*Brief*. Each line in the entries below that holds the string "proceso" must be copied.

[Opening Data for this exercise section]

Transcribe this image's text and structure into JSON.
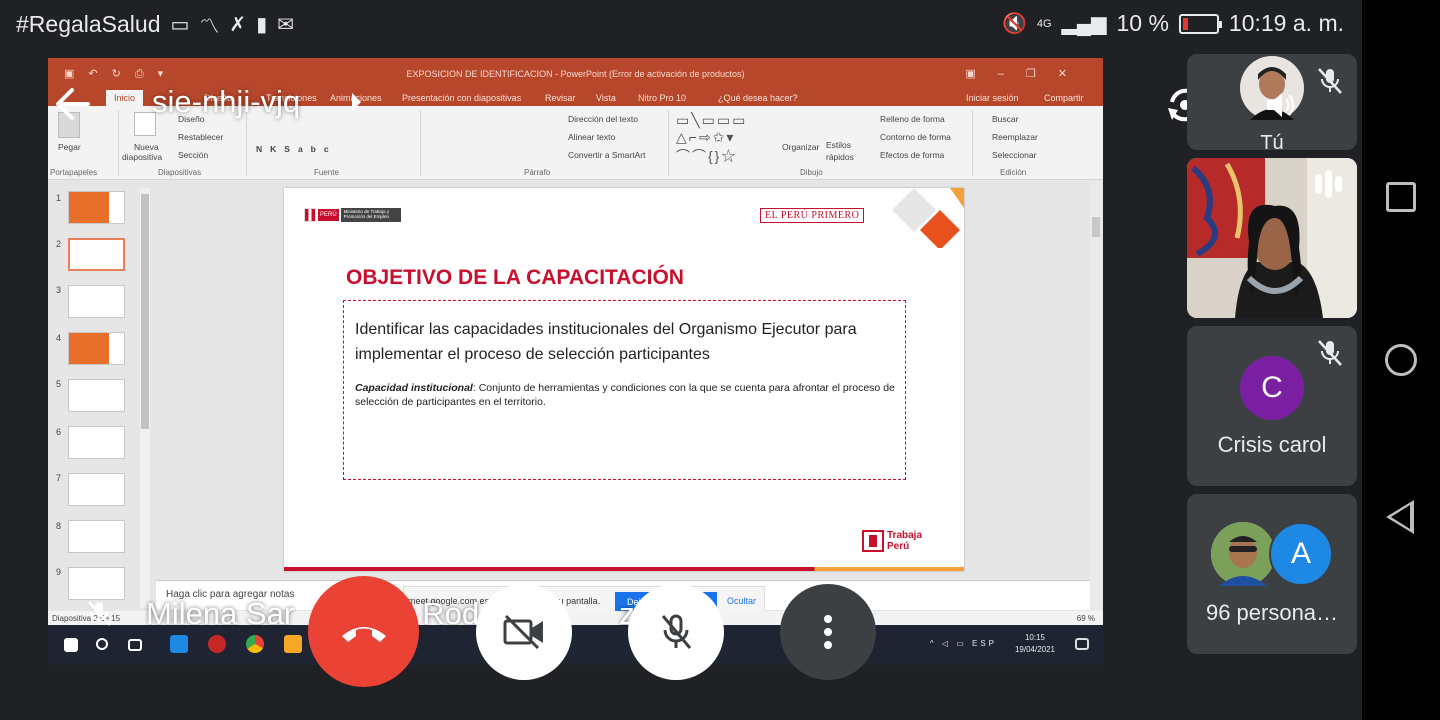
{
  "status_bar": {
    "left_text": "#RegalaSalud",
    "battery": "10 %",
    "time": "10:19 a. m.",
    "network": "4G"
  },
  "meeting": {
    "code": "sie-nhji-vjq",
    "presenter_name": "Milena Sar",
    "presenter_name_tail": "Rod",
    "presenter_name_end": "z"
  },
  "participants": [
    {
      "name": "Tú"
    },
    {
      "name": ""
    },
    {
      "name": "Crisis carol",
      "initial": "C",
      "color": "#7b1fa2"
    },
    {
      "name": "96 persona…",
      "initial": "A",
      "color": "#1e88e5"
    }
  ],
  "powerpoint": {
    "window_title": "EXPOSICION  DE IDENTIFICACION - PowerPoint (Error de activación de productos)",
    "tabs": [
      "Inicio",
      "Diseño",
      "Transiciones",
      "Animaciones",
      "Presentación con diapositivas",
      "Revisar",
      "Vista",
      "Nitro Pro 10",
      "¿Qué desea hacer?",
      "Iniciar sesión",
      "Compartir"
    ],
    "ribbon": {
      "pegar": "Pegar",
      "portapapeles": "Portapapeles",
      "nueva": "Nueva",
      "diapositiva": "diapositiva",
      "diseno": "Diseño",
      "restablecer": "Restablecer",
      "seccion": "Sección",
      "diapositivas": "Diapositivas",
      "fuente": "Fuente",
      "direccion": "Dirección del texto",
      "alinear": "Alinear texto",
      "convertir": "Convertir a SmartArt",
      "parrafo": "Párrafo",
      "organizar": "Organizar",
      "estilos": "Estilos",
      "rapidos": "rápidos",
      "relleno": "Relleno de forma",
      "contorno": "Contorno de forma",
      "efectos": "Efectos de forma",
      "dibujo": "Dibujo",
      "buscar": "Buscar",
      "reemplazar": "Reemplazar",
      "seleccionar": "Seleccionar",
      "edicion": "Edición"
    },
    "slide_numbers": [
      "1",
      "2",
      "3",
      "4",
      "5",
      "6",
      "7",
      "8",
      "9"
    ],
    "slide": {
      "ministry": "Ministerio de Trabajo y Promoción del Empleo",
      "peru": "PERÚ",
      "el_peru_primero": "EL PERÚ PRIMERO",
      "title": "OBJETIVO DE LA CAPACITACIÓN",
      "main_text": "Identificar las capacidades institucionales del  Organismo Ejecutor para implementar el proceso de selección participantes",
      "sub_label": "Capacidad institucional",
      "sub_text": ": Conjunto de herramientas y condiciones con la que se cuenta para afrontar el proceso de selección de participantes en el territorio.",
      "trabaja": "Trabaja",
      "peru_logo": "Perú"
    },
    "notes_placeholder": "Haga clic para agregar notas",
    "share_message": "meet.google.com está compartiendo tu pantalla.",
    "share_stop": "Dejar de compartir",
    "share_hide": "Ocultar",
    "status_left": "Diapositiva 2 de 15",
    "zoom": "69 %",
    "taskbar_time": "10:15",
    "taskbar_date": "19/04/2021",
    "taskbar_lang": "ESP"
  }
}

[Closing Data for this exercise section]
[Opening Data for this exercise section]

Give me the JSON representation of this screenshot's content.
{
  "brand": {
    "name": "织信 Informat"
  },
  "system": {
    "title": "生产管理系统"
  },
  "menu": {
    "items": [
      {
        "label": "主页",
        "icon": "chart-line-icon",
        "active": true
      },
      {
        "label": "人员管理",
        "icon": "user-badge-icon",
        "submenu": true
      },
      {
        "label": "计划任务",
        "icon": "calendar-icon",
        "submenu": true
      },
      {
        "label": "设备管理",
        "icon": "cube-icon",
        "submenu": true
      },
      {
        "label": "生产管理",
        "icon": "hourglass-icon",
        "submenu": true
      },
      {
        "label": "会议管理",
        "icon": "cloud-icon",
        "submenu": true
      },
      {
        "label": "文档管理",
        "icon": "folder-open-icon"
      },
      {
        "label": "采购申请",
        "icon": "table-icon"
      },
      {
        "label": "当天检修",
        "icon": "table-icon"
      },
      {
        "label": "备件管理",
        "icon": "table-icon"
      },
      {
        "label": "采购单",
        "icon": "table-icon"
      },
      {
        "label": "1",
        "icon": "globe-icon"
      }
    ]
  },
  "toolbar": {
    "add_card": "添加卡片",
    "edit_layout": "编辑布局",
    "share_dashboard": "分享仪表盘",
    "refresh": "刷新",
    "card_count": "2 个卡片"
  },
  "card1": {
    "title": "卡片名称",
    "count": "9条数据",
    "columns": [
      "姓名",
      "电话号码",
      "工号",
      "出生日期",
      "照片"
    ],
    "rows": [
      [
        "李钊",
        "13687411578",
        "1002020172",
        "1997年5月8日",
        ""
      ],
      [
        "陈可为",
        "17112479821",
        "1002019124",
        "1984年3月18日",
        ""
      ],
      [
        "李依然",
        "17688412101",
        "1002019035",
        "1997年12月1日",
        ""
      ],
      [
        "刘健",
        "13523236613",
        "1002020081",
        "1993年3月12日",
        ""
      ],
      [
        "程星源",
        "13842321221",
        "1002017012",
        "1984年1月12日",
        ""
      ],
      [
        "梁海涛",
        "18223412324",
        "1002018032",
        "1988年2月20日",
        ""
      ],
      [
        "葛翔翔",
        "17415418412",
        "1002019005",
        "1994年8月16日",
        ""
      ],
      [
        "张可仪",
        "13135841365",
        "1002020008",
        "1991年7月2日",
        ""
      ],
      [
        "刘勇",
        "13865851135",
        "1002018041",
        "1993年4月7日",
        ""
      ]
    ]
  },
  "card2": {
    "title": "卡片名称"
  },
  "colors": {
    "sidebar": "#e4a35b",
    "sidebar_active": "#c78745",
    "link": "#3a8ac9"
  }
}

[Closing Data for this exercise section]

*Result for this exercise*.
      "main_text": "Identificar las capacidades institucionales del  Organismo Ejecutor para implementar el proceso de selección participantes",
      "sub_text": ": Conjunto de herramientas y condiciones con la que se cuenta para afrontar el proceso de selección de participantes en el territorio.",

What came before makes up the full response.